▶ Required work
Scan the material below for the word "icon", then copy every line in which it appears.

▶ Records for the task
--
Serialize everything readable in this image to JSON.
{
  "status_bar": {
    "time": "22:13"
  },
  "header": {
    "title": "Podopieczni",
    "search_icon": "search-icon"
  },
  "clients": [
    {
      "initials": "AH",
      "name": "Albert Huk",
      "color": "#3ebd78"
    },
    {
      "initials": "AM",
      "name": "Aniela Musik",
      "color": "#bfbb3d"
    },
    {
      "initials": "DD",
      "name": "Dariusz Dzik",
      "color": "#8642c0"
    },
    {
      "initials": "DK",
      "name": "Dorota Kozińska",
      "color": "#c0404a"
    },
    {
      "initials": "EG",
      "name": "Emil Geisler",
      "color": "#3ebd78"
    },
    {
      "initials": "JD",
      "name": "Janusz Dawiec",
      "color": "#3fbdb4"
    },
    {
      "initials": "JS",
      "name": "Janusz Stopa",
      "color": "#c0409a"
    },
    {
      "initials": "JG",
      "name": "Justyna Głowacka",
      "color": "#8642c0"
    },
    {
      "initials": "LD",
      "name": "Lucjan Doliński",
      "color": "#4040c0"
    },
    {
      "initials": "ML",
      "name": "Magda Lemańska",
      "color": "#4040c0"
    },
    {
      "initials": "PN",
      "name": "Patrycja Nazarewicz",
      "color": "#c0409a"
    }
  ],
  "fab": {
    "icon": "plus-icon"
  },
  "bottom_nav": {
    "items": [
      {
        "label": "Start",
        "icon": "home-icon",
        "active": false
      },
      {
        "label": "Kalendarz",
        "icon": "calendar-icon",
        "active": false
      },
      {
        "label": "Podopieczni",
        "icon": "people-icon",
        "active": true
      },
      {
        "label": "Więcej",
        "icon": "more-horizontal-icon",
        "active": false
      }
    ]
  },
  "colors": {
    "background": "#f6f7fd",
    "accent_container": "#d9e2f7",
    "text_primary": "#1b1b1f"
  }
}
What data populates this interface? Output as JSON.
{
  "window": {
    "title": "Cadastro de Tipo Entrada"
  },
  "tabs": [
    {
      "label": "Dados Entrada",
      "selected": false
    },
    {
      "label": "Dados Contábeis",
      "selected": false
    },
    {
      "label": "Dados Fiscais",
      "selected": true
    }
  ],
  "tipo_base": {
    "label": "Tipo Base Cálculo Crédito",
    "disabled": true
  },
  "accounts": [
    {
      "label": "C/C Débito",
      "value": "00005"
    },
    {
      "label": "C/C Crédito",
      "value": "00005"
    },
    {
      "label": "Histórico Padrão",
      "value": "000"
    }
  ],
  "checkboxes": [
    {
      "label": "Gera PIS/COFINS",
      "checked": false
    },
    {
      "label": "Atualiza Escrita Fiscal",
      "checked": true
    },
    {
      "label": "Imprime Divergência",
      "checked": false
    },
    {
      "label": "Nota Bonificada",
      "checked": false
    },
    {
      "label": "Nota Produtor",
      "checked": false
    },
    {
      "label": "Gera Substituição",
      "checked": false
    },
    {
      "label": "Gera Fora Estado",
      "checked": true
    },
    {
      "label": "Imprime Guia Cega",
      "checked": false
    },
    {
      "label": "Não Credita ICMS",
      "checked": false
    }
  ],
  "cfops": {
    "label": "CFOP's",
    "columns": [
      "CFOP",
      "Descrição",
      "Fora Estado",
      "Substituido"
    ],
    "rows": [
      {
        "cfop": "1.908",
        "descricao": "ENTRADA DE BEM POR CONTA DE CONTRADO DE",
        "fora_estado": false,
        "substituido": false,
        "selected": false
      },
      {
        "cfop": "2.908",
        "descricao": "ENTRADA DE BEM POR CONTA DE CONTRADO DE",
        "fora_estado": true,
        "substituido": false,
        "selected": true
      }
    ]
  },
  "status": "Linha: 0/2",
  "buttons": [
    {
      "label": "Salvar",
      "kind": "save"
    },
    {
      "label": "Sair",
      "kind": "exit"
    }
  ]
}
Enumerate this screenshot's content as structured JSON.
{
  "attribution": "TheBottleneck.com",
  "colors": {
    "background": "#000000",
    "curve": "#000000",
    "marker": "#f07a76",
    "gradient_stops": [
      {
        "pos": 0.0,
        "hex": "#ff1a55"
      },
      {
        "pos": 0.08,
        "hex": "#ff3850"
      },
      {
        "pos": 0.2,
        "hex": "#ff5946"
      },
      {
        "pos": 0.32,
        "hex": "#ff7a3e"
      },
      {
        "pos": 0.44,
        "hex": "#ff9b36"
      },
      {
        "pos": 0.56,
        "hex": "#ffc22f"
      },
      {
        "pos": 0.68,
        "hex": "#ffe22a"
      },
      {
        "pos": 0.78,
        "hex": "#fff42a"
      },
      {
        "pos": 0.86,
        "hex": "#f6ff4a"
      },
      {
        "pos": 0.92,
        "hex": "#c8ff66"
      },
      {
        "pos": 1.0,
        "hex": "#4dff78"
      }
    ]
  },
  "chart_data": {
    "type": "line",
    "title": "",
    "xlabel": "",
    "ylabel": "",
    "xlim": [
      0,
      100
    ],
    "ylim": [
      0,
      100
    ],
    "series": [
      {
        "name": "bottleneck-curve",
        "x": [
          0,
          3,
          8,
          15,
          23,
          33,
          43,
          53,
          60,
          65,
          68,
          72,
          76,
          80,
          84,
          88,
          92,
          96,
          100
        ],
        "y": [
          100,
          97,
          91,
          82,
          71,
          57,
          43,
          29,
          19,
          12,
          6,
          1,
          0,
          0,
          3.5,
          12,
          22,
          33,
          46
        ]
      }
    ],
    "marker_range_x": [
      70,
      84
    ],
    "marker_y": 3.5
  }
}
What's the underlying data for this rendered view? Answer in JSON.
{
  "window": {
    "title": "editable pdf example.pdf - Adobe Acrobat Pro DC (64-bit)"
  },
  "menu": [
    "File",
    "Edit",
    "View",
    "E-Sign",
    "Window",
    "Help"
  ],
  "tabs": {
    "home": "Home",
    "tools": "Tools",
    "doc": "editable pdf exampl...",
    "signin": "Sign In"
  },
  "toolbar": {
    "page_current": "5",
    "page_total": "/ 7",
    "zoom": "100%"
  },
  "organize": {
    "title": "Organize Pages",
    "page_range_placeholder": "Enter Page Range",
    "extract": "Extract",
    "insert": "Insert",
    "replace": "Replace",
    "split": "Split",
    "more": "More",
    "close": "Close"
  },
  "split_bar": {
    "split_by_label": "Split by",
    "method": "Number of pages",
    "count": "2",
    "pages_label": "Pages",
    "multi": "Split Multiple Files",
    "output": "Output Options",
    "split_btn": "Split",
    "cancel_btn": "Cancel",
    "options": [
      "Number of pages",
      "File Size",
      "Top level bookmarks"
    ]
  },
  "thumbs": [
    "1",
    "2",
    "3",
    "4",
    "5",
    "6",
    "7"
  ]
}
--
▶ Result of the exercise
    "search_icon": "search-icon"
    "icon": "plus-icon"
        "icon": "home-icon",
        "icon": "calendar-icon",
        "icon": "people-icon",
        "icon": "more-horizontal-icon",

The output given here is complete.